Convention in piano recitals has the artist coming on stage and playing. Canadian pianist Charles Richard-Hamelin walked on Schroeder Hall’s stage March 25 and didn’t play for six minutes, chatting with the audience. A risk for some artists. Then most programs include a contemporary or rarely played work (Ligeti, Anton Rubinstein, Alkan, Field). Mr. Hamelin programmed just conventional Schumann and Chopin. Another risk, and with easy comparisons with more established pianists than the 29-year old competition winner.

What was not risky was Mr. Hamelin’s musical approach, as he was unconventional in a boisterous and dramatic mood during almost all of the Schumann Op. 18 Arabesque and C Major Fantasia, and the Four Chopin Ballades. He played the C Major Arabesque with the cantabile the 1839 work needs, and used the shift pedal often to color the sound and the two contrasting episodes.

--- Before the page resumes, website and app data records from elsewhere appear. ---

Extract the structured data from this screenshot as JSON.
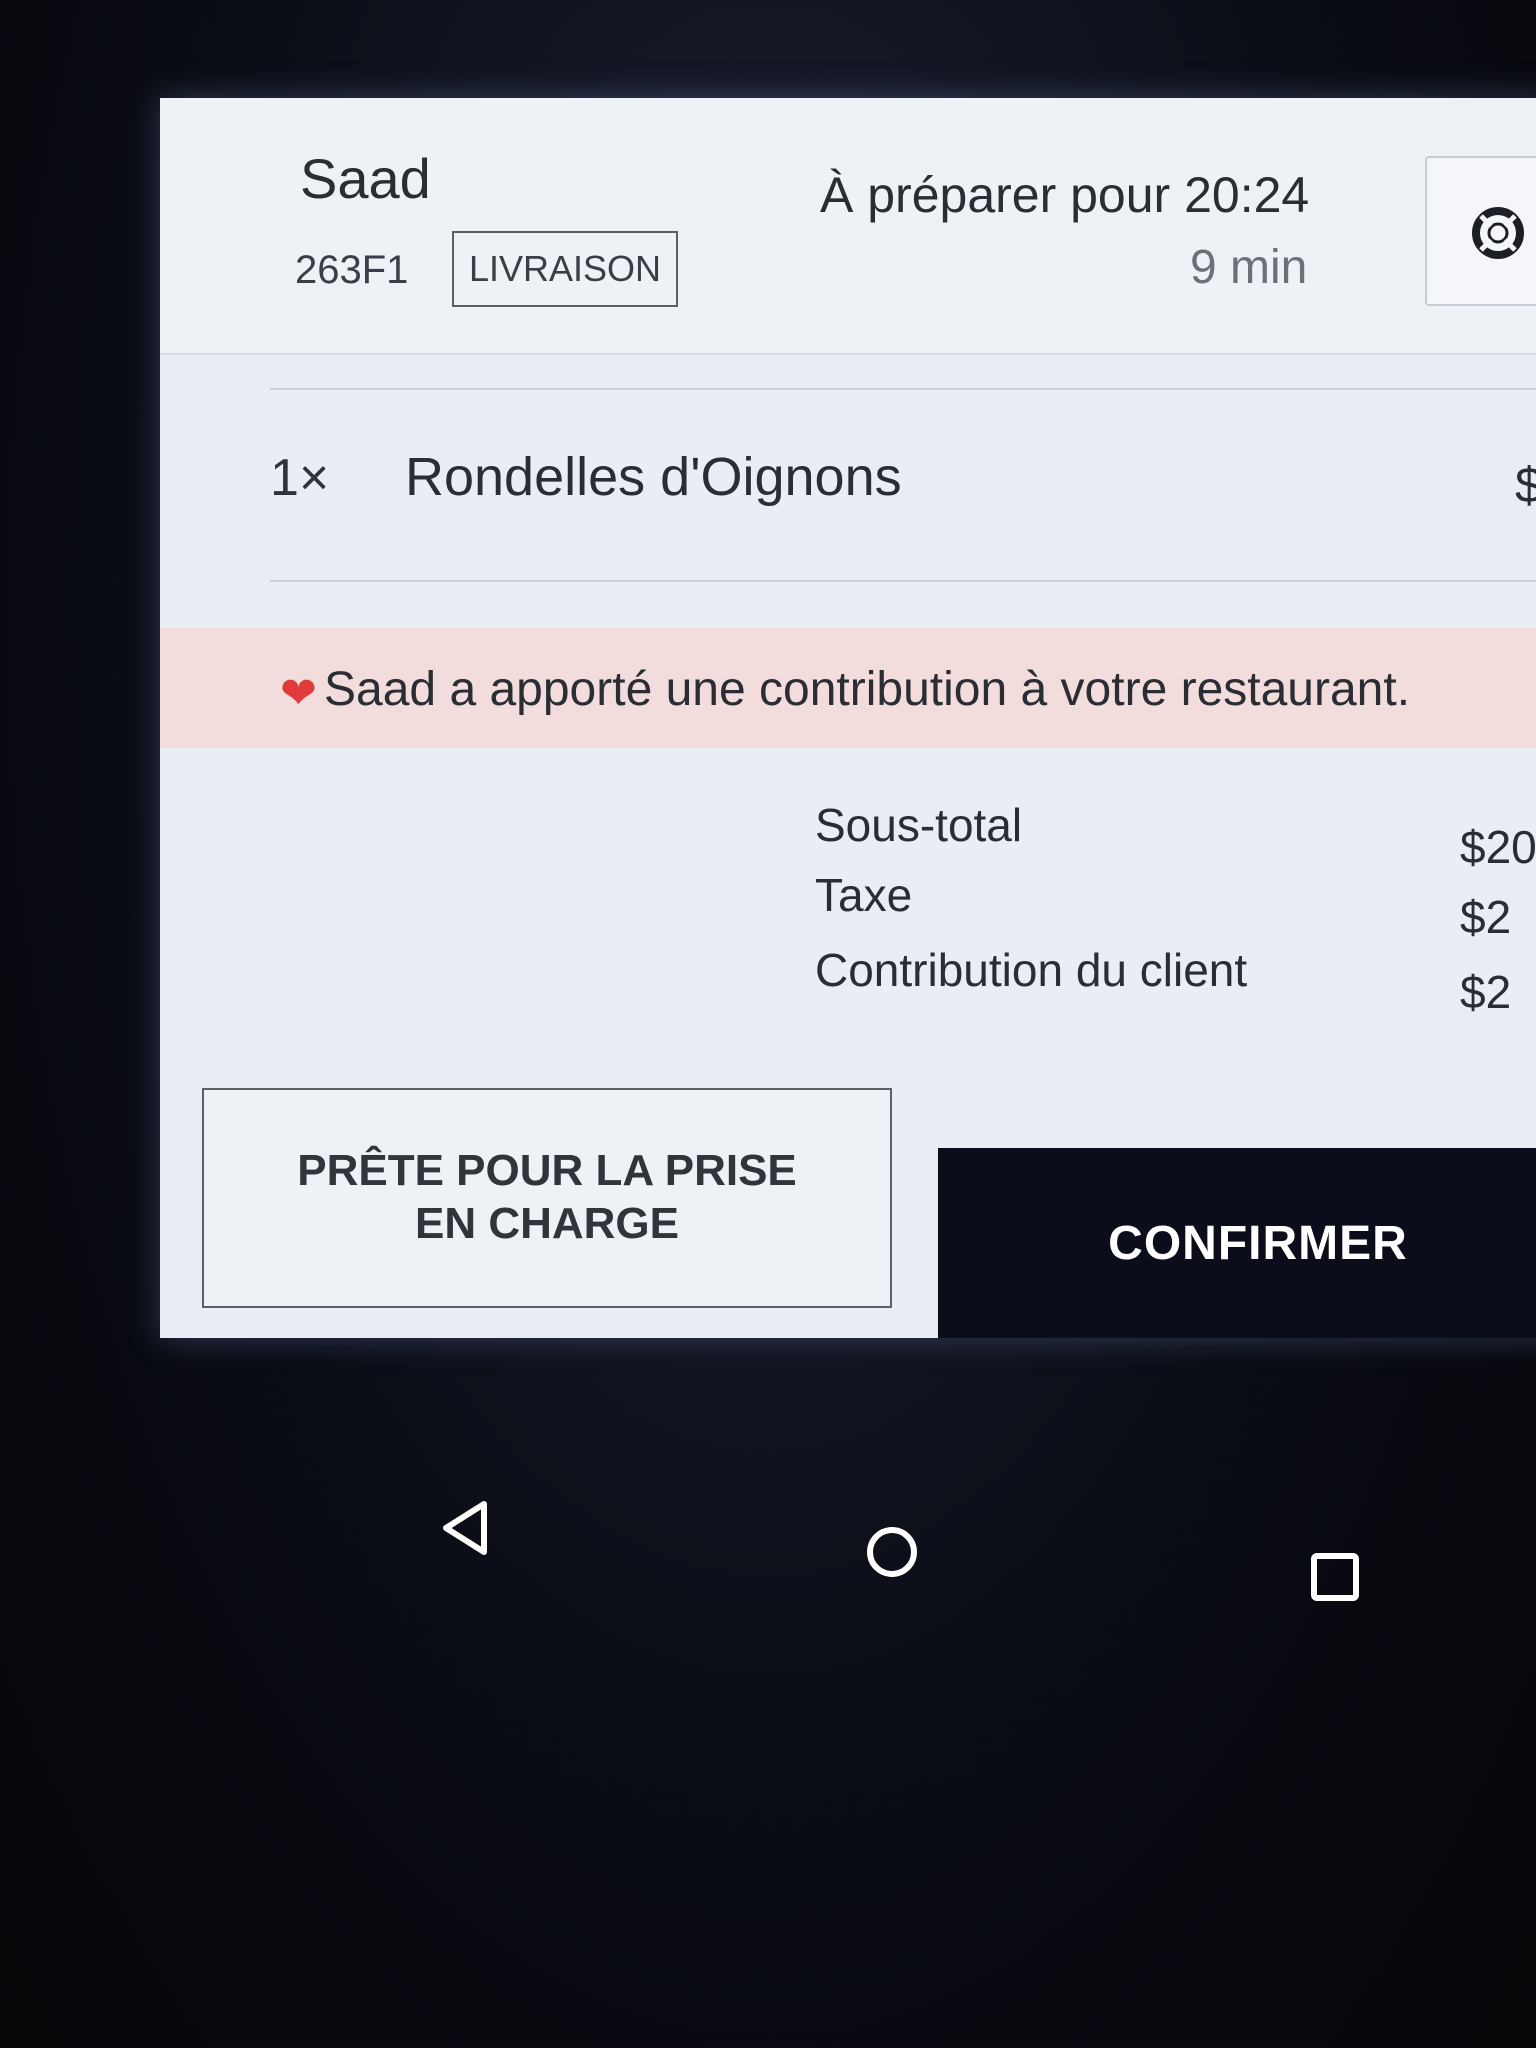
{
  "order": {
    "customer_name": "Saad",
    "order_id": "263F1",
    "type_badge": "LIVRAISON",
    "prep_label": "À préparer pour 20:24",
    "prep_eta": "9 min"
  },
  "items": [
    {
      "qty": "1×",
      "name": "Rondelles d'Oignons",
      "price": "$"
    }
  ],
  "contribution_banner": {
    "text": "Saad a apporté une contribution à votre restaurant.",
    "icon": "heart-icon",
    "color": "#e03a3a"
  },
  "totals": [
    {
      "label": "Sous-total",
      "value": "$20"
    },
    {
      "label": "Taxe",
      "value": "$2"
    },
    {
      "label": "Contribution du client",
      "value": "$2"
    }
  ],
  "actions": {
    "pickup_label": "PRÊTE POUR LA PRISE EN CHARGE",
    "confirm_label": "CONFIRMER"
  },
  "icons": {
    "help": "lifebuoy-icon",
    "nav_back": "nav-back-icon",
    "nav_home": "nav-home-icon",
    "nav_recent": "nav-recent-icon"
  },
  "colors": {
    "confirm_bg": "#0b0d1a",
    "banner_bg": "#f2dcdc"
  }
}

In the famous Fantasia the long first movement unfolded in dramatic fashion, and Mr. Hamelin made it harmonically clear that the key never really resolves into C Major until the last page. Oddly he played three final soft chords where the score indicates only two. An occasional bass doubling again pointed to the work’s complex harmonic structure. It was a powerful reading but never willful. In the marvelous March movement Mr. Hamelin’s pianism was convincing in its energy but less so in tonal beauty. But it’s that kind of movement, and he three times doubled left-hand chords for potent interest, the last before the legendary contrary-motion skips in both hands (which he nailed without apparent fear).

Lovely modulations were highlighted in the dreamy finale, played more rapidly than conventionally, and the small climaxes were carefully shaped. The second chorale theme had beauty, with balanced chords before the last long section began. The three pianissimo chords that end the piece were masterfully even and at soft volume heard to the back of the Hall.

Following intermission Mr. Hamelin again spoke at length to the audience of 150, sometimes indistinctly though using a microphone, and began with the ever-popular Chopin G Minor Ballade, Op. 23. There was a natural rise and fall to the phrasing and general sonic muscle, though the right hand octaves in the repetition of the second theme were played too fast for clarity. This Ballade has a narrative backbone that Mr. Hamelin set out well. Big boned playing continued in the F Major Ballade, a piece where cascades of sonorities were effectively delivered, and the carnage of the final measures led into a quiet and simple ending. Momentum from the previous two Ballades carried over to the A Flat, the most congenial of the four, and was a little out of place. Mr. Hamelin used a lot of damper pedal and pushed the tempo. He is not a colorist and here energy tempted lyricism.

The recital ended with the F Minor Ballade, with the Schumann Fantasia one of the peaks of 19th-Century piano literature, and when played by a seasoned virtuoso it is a cosmos of emotions in fewer than ten minutes. Mr. Hamelin’s conception this afternoon was conventional but never routine, and there was abundant power and voice leading. The tenor section was taken slowly. Before the tumultuous coda the pianist avoided extending the bottom C Major Chord with pedal (the Slavic tradition) prior to the five soft anticipatory chords, and signaled the rushed drive to the finish with impressive fury and clarion speed. On balance it was the best local set of Chopin Ballades since Lang Lang’s Weill Hall 2013 opening concert, and the more recent Nancy Lee Harper traversal for Concerts Grand.

One encore was offered, a transcription (Wilhelm Kempff?) from Bach’s keyboard Concerto in F. It was sensuously played, and a warm change from tempestuous pianistic brilliance of the glorious Ballades.